Top of RECORDED DATA
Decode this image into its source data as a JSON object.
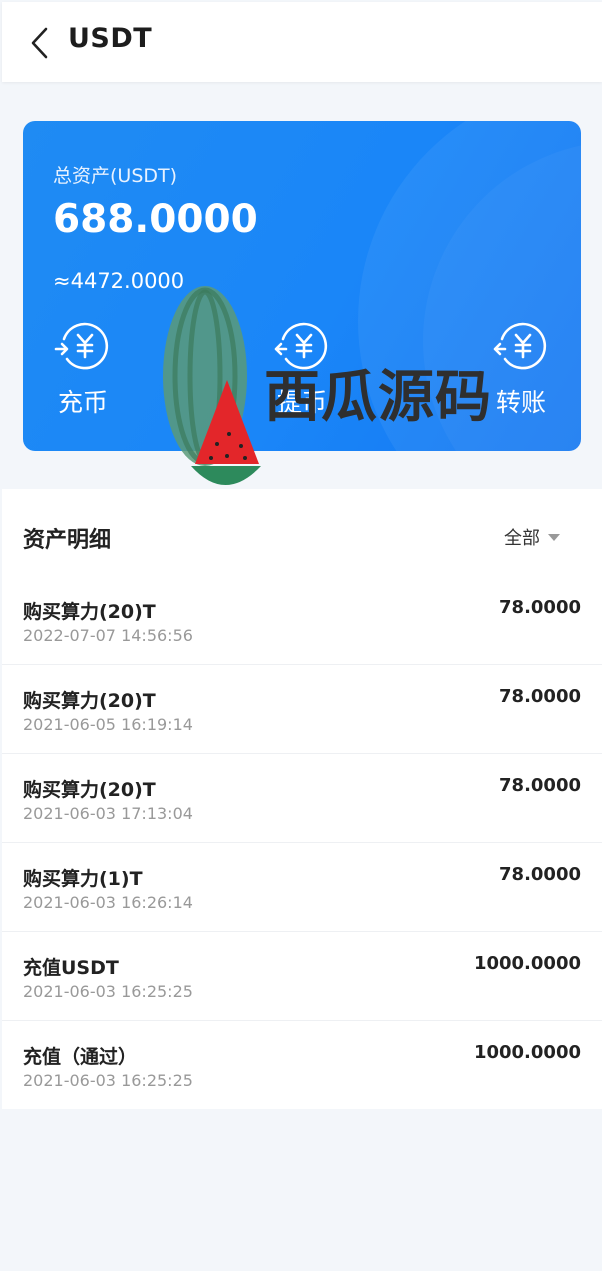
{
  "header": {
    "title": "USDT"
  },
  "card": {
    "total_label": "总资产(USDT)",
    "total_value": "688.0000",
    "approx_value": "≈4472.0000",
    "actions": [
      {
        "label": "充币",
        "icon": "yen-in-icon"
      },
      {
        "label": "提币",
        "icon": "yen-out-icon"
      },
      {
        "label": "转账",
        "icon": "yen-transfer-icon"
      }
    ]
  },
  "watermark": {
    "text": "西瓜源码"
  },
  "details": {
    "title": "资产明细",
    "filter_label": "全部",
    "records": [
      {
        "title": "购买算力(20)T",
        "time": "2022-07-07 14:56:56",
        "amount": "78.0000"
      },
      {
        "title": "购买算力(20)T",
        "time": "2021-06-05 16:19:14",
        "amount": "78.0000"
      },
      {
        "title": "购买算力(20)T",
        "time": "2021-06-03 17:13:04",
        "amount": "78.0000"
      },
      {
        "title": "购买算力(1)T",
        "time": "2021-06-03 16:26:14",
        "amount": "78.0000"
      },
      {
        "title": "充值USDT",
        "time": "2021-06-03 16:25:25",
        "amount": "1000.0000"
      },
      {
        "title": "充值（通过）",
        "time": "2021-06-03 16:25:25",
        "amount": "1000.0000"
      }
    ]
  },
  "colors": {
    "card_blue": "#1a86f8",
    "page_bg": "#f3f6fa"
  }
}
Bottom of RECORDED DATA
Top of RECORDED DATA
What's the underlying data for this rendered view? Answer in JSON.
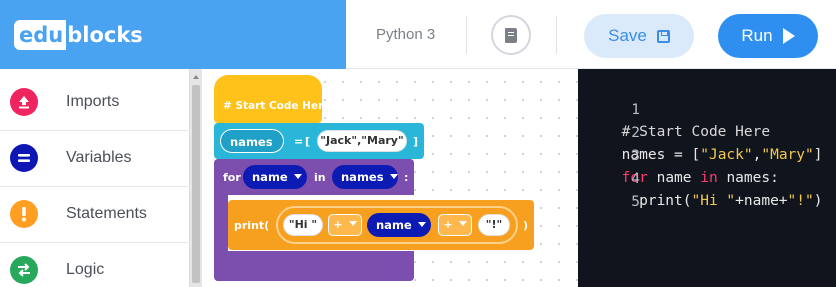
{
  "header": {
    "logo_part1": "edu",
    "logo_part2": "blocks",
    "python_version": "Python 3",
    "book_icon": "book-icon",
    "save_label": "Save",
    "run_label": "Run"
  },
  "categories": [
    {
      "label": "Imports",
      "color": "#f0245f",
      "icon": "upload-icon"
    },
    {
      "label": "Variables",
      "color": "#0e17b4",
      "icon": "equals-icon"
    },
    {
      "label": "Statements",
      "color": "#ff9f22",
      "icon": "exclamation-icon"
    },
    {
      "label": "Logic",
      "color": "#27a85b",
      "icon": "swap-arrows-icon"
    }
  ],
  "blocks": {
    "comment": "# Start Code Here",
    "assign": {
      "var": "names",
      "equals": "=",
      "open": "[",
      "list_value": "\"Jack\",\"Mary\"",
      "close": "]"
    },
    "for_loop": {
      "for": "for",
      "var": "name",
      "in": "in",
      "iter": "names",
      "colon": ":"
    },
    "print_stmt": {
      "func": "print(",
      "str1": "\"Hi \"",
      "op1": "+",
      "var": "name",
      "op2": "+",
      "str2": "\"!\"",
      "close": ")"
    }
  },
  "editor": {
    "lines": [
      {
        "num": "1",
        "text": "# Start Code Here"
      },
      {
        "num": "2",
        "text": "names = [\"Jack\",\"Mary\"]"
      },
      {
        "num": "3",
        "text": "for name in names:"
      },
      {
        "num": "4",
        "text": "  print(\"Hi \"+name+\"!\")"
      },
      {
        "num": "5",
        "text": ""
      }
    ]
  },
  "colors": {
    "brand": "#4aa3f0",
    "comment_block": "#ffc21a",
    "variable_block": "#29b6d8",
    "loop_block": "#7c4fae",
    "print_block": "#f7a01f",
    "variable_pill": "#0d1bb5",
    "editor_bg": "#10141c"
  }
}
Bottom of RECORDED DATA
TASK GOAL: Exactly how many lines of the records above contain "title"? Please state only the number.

SOLUTION FOR THIS PROBLEM: 8